Authors of the review point out some of the serious consequences that can result from micronutrient deficiencies, including: Compromised immune systems, constrained physical and cognitive development, increased risk of diabetes and heart disease, reduced educational outcomes, and limitations on 'human potential'.
Some measures identified by GAIN and MNF to address the problem include: fortification of food with vitamins and minerals, and supplementation programmes.
In its own information resource, GAIN states: "We call for a new global mobilization across all sectors—including donors, researchers, policymakers, program implementors, private sector, and civil society—working in partnership to address and prevent micronutrient deficiencies worldwide. Micronutrient deficiencies compromise immune systems, burden health systems, and limit human potential worldwide. As a global community we cannot afford for the next generation to grow up without access to the nutrients they need to develop and thrive."

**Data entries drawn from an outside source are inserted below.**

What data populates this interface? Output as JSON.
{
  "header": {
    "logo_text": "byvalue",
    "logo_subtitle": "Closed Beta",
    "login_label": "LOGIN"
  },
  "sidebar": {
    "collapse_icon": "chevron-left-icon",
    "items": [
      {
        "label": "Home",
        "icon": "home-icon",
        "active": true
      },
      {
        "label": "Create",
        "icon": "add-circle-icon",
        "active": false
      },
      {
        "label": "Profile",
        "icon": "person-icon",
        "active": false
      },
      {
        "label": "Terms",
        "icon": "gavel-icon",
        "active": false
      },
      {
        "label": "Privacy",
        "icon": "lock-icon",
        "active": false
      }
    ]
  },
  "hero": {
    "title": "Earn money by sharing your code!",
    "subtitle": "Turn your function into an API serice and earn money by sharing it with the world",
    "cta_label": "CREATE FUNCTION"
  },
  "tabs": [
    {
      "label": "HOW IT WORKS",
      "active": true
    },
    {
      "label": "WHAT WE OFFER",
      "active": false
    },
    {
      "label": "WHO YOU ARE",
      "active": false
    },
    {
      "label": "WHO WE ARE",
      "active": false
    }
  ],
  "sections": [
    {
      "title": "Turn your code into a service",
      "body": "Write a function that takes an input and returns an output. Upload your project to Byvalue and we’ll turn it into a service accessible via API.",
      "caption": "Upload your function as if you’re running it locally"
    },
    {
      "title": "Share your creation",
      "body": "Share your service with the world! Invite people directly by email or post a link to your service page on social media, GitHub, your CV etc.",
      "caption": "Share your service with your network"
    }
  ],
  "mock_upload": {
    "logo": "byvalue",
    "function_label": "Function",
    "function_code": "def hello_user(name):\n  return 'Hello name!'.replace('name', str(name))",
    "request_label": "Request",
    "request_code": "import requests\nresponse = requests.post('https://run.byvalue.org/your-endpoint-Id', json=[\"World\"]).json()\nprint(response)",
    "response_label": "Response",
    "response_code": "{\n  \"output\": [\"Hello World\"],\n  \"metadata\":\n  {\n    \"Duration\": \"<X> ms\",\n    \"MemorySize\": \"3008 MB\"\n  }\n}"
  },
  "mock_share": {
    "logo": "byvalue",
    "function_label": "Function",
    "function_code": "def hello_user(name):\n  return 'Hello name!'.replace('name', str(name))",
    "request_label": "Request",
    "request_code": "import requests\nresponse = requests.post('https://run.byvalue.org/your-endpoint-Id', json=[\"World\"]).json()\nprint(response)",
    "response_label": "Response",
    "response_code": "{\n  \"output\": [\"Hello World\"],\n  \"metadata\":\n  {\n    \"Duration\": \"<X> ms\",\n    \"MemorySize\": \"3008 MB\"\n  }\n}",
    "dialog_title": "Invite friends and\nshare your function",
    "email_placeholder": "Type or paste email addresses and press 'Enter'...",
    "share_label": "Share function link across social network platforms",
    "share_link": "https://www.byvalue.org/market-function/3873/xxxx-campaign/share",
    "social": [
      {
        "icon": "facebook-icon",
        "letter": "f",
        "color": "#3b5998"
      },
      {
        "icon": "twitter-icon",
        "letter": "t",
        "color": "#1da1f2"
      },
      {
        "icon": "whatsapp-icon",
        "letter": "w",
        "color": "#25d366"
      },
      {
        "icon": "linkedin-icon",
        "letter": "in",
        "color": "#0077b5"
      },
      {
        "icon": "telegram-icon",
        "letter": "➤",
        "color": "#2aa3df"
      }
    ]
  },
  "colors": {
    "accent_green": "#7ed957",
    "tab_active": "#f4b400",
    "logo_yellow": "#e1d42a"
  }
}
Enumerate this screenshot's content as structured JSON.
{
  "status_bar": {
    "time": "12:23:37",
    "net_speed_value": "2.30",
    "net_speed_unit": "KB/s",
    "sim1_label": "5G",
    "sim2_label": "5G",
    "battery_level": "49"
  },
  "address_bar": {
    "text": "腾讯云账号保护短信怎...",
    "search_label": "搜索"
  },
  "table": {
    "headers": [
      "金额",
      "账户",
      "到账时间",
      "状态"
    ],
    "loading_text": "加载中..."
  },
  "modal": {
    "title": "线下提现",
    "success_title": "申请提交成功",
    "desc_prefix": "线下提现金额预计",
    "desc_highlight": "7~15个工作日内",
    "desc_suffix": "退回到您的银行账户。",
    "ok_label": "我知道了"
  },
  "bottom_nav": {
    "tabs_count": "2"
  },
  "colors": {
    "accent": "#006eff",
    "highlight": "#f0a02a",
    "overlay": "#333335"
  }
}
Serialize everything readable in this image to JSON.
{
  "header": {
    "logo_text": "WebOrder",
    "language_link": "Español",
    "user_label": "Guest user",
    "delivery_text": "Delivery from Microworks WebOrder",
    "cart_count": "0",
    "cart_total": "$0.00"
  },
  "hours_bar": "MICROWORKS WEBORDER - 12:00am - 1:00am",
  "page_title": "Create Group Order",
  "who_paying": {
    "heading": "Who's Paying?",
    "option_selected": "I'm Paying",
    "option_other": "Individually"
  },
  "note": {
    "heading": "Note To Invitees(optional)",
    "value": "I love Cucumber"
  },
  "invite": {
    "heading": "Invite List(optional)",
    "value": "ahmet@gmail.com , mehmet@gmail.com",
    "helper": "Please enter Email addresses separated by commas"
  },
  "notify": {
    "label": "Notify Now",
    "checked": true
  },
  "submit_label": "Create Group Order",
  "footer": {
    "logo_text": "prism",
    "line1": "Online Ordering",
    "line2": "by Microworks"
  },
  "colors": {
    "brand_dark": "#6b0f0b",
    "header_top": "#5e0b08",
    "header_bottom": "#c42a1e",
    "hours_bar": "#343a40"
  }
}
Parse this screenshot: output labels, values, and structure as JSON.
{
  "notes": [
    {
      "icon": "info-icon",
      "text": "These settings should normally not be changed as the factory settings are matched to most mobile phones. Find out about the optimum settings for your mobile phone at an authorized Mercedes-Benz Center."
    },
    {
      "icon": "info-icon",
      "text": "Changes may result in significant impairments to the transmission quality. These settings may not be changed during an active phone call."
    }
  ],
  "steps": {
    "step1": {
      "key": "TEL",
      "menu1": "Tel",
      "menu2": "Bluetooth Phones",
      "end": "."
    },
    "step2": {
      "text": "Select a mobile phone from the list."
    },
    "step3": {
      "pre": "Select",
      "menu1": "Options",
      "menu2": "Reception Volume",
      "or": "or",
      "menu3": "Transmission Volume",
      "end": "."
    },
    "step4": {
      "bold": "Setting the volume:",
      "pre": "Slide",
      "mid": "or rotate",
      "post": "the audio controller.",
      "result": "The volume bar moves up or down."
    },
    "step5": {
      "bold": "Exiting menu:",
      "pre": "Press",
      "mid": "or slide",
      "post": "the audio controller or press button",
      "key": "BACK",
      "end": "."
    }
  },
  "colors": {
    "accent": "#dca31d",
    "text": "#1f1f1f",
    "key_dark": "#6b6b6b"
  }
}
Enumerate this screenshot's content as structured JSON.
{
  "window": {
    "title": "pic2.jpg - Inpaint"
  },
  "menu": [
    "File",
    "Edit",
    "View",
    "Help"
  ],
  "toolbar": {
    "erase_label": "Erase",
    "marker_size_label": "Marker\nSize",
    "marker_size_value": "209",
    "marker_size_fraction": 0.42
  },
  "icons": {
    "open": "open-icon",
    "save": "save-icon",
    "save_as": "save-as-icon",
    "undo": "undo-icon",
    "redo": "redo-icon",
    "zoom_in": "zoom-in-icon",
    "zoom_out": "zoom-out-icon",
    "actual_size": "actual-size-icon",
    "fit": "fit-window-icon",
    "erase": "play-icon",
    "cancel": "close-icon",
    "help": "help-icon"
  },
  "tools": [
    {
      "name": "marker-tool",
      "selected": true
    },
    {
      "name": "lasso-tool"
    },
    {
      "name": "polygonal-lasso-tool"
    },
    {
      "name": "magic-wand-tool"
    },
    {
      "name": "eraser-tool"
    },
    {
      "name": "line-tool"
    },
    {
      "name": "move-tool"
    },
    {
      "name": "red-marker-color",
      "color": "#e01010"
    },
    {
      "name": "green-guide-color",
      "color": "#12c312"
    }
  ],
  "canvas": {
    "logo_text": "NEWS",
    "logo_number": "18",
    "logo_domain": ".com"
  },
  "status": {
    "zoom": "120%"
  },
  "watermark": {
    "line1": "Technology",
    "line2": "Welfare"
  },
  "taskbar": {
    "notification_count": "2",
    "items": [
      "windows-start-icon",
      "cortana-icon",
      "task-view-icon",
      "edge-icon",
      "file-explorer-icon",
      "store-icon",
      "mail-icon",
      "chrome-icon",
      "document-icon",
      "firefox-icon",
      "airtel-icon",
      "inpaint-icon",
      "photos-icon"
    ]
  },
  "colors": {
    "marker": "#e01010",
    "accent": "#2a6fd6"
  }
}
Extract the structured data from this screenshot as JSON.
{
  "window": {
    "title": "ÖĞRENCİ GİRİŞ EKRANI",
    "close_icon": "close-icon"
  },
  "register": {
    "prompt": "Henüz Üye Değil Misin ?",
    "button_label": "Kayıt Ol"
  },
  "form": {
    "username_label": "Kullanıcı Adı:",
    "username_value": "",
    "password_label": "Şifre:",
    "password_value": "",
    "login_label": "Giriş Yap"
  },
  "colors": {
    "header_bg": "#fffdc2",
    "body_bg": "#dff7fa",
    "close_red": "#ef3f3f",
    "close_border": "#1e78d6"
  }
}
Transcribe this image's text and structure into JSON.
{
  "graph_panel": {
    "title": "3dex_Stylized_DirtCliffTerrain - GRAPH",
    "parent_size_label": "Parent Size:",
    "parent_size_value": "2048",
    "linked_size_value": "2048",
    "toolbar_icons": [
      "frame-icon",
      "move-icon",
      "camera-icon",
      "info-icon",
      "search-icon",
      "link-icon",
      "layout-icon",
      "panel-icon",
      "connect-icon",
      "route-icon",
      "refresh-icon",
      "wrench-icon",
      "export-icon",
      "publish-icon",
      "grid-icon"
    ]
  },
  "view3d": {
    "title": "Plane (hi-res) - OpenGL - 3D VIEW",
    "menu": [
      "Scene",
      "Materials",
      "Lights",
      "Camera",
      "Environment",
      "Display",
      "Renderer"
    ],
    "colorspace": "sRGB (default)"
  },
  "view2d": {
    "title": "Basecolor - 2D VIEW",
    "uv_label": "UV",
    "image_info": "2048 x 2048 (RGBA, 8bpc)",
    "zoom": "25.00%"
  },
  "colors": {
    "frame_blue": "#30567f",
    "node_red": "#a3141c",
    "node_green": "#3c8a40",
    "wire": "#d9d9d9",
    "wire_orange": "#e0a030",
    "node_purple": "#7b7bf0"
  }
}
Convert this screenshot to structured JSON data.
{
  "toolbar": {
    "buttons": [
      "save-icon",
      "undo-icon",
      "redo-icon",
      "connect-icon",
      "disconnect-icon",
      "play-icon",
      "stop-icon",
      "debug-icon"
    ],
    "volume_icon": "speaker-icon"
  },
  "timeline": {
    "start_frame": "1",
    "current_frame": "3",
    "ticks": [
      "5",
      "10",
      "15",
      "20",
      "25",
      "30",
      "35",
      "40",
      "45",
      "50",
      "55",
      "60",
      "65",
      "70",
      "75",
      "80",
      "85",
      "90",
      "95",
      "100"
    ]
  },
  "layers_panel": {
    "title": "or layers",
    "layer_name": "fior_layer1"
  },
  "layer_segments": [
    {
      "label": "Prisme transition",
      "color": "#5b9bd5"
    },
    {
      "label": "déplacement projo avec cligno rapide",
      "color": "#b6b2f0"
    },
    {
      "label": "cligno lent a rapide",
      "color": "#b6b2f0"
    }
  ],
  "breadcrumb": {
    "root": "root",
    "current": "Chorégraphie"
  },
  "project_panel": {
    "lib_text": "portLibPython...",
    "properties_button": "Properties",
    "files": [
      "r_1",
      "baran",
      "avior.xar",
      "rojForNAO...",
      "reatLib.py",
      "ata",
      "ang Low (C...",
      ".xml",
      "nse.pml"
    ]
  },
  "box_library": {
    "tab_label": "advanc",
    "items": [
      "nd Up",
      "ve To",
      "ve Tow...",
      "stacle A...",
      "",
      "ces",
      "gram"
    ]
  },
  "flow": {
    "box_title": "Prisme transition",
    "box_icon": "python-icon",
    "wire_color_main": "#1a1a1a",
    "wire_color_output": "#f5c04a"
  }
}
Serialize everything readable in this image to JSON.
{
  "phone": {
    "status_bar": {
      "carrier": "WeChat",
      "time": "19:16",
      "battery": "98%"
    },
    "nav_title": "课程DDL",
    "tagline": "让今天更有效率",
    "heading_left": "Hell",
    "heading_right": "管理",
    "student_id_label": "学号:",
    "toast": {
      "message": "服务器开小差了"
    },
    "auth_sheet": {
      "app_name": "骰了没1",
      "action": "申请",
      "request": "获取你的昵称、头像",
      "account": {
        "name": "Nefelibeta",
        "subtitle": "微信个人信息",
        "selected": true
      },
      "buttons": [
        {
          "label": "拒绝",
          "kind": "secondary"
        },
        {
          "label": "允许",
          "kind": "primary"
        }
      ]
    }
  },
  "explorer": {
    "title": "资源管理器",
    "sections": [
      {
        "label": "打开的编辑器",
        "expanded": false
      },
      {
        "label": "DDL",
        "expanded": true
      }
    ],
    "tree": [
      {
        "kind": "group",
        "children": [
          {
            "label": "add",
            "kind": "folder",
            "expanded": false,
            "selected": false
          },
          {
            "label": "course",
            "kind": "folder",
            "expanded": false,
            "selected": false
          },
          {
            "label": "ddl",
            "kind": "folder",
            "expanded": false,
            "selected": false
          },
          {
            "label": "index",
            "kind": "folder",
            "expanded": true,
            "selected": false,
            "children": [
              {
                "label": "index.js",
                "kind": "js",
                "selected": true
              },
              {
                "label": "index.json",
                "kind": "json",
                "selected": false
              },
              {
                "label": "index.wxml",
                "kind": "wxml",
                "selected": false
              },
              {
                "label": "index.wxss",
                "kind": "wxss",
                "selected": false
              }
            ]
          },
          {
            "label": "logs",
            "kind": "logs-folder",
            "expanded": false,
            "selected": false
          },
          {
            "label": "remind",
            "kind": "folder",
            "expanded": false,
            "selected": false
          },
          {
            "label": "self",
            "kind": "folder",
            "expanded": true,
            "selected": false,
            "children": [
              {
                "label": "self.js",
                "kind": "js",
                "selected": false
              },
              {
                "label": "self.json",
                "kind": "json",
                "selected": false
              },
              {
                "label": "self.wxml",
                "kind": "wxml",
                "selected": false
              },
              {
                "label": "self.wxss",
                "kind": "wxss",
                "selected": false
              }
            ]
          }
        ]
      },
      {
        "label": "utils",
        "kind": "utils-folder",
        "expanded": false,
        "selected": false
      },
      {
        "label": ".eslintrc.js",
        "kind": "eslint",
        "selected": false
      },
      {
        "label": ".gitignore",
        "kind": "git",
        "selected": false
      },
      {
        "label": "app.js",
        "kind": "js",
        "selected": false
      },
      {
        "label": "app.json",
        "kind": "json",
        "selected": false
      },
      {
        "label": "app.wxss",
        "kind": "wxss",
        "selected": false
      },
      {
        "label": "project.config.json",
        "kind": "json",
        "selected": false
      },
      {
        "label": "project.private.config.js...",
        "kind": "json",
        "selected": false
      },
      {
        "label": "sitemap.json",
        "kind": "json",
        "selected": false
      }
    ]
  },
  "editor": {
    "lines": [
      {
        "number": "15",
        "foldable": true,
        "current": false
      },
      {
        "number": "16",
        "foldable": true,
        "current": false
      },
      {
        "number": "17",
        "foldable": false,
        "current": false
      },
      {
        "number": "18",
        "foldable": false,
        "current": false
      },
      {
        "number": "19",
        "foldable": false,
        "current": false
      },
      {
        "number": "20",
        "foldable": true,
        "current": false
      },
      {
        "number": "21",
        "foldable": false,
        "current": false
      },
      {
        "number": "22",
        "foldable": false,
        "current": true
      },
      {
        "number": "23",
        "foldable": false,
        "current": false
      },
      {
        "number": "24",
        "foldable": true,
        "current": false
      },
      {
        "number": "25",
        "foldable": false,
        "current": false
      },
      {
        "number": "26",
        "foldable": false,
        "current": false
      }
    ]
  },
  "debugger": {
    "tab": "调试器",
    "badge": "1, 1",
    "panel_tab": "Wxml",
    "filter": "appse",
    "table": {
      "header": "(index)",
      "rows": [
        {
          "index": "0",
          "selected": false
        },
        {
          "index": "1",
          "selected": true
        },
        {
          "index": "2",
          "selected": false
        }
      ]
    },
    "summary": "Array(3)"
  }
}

The researchers note that they could only focus on preschool-age children and women of reproductive age for their analysis because insufficient data currently exists for other groups, including school-aged children, adolescent boys, men, pregnant women, and older adults. They says this highlights the urgent need for more and better data on malnutrition across all population groups.
The discussed analysis followed seven steps. First, authors established consensus on a set of sentinel micronutrients and their biomarkers that should be included in the analysis.
Second, they identified, reviewed, accessed, and included population-based, individual-level biomarker datasets containing at least two of six sentinel micronutrients.
Third, they adjusted the micronutrient status biomarker concentrations for inflammation, where applicable, using the Biomarkers Reflecting Inflammation and Nutritional Determinants of Anemia (BRINDA) approach and applied thresholds to identify individuals with deficiencies in each micronutrient.
Fourth, they identified three core micronutrients each for preschool-aged children and non-pregnant women of reproductive age from the six sentinel micronutrients.
Fifth, they included the data sources that measure at least two of the three core micronutrients for preschool-aged children and non-pregnant women of reproductive age in the global and regional analysis.
Sixth, they applied regression models to estimate the prevalence of deficiency for the unmeasured micronutrient when only two of the three core micronutrients were measured.
Finally, the authors applied statistical models to estimate the global and regional prevalence of and number of preschool-aged children and non-pregnant women of reproductive age with deficiencies in one or more core micronutrients.
They grouped data into six geographical regions of low-income and middle-income countries (east Asia and the Pacific, Europe and central Asia, Latin America and the Caribbean, Middle East and north Africa, south Asia, and sub-Saharan Africa) and we included high-income countries in a seventh group.
Source: The Lancet
"Micronutrient deficiencies among preschool-aged children and women of reproductive age worldwide: a pooled analysis of individual-level data from population-representative surveys."
Stevens, G. A., Beal, T., et al.